Oh Lance, what have you done?You’ve broken the heart of the World.You took drugs. That’s just soooo bad. And you got caught. That’s far worse. We can never forgive you that. It’s unpopular, but actually I feel a bit sorry for him. We’re all flawed frauds to a degree. It took Hegel to explain “No man’s a hero to his valet.”
I suspect the truth is that just about everyone in his (Armstrong’s not Hegel’s) major races - with a handful of back-of-field exceptions - was using performance enhancing drugs of one kind or another. To compete on their steep but proverbially level playing field chemical augmentation was imperative. Those clean boys at the back of the peloton are working in insurance now, struggling to pay a mortgage. Lance still has his mansions and a nine-digit deposit account.
In retrospect would the disgraced cyclist choose to drug-up or lag the field? Maybe even after all the angst of exposure he’d elect the former, after all his contrition centred on getting caught, not the awfulness of cheating.
The first person banned from the Olympics for using a banned substance was Swedish pistol shooter Hans-Gunnar Lijenwall in Mexico, 1968. He’d had a couple of beers.
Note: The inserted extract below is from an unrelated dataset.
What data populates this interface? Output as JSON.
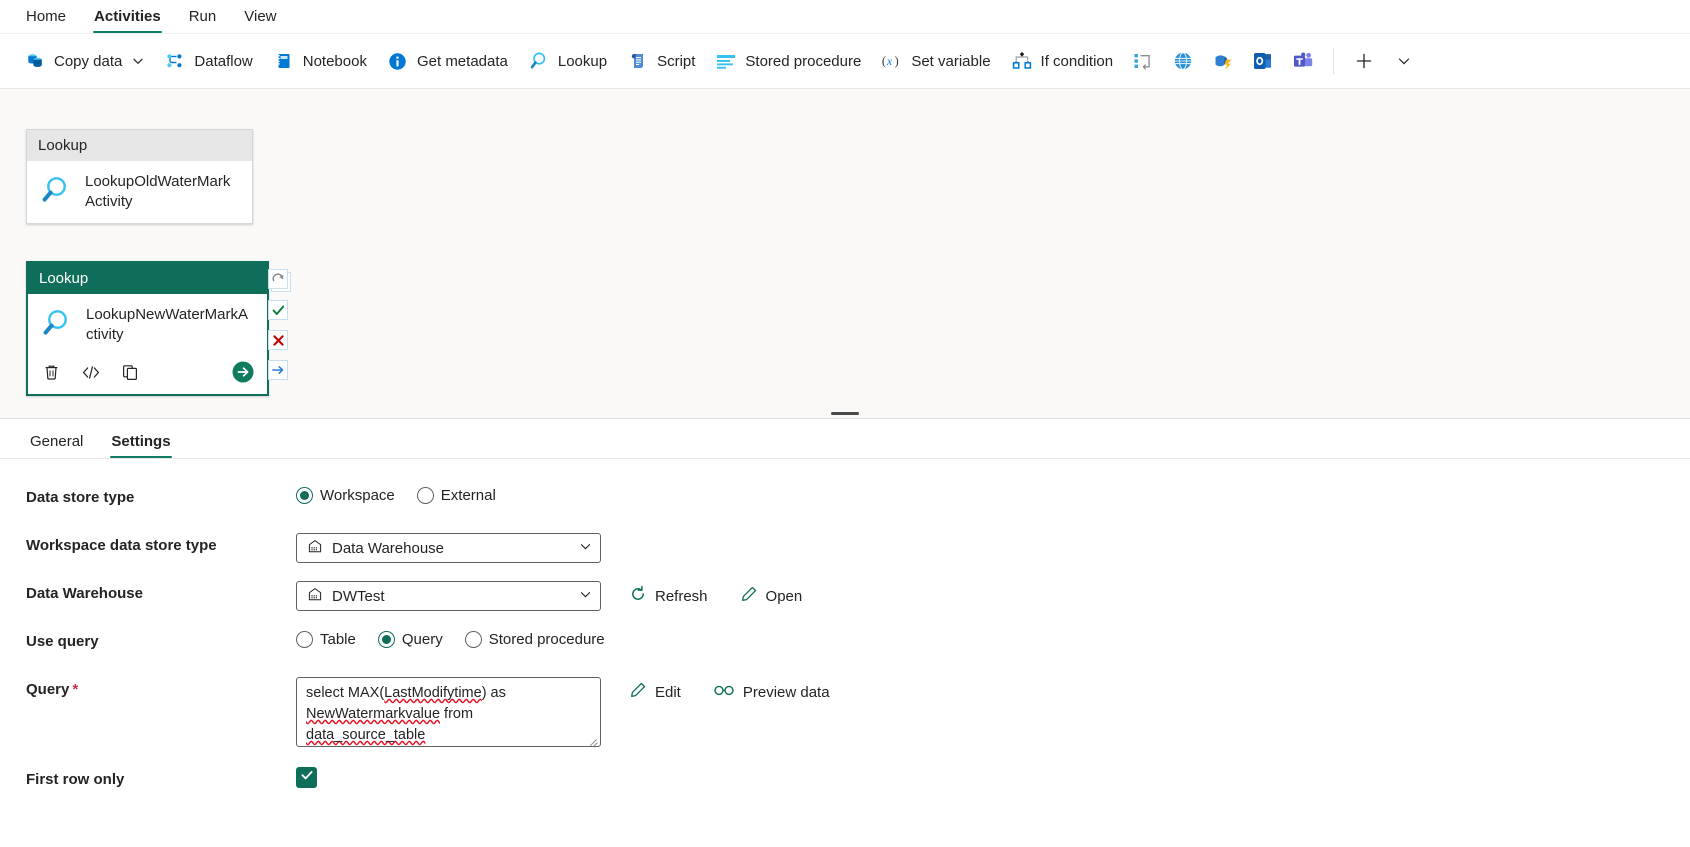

But things have gotten out of hand: money, the illusory benefits of celebrity and the humble desire to be seen to be the best have swamped the antiquated notion of sportsmanship.
A majority of power lifters and major league baseball players admit to using drugs. Cyclists, jumpers, hurdlers, swimmers’ distance runners and sprinters conceal them, but are caught more regularly than buses. Wrestlers, boxers, basket ballers and most certainly horses have a long history of overuse.
It is a rare professional athlete that has not used, or considered using banned substances.Can we swim against this tide?I think not.What say we don’t? Let’s just surrender.
What we need, in today’s better world, are tournaments where competitors can take anything they want, the more drugs the merrier. Faster, stronger, better. Games where not only pushbikes belt at Ducatian speeds, but over-muscled sprinters bound the 100 metres in five seconds, eat a lap in thirty, swim like Evinrudes or hurdle a four metre bar only to see the next chap dismissively vault five.
We need races where Oscar Pretorius can bounce forlornly behind teens with bigger blades, where squeaky-voiced giants with the jaunty gait of a Jaguar outbolt Usain. Where a hop, skip and jump event demands being held outside the confines of a stadium for fear of athletes crashing into spectators and a discus competition must alert air traffic control.
Kerry Packer did it with cricket. He took the most tedious of sports and reduced it to a jus. Readers Digest did it with literature, Disney with morality.
Is it beyond us to allow sports that celebrate the most mankind can achieve?
It would offer a whole new world of heroic overt involvement to laboratories, doctors and leading edge scientists. It would draw on the magnificent advances of our entire civilisation rather than celebrating the tiresome genetic advantage distributed to so few, augmented by mind-sapping training. That mind-numbing muscle accumulation is just so 2012.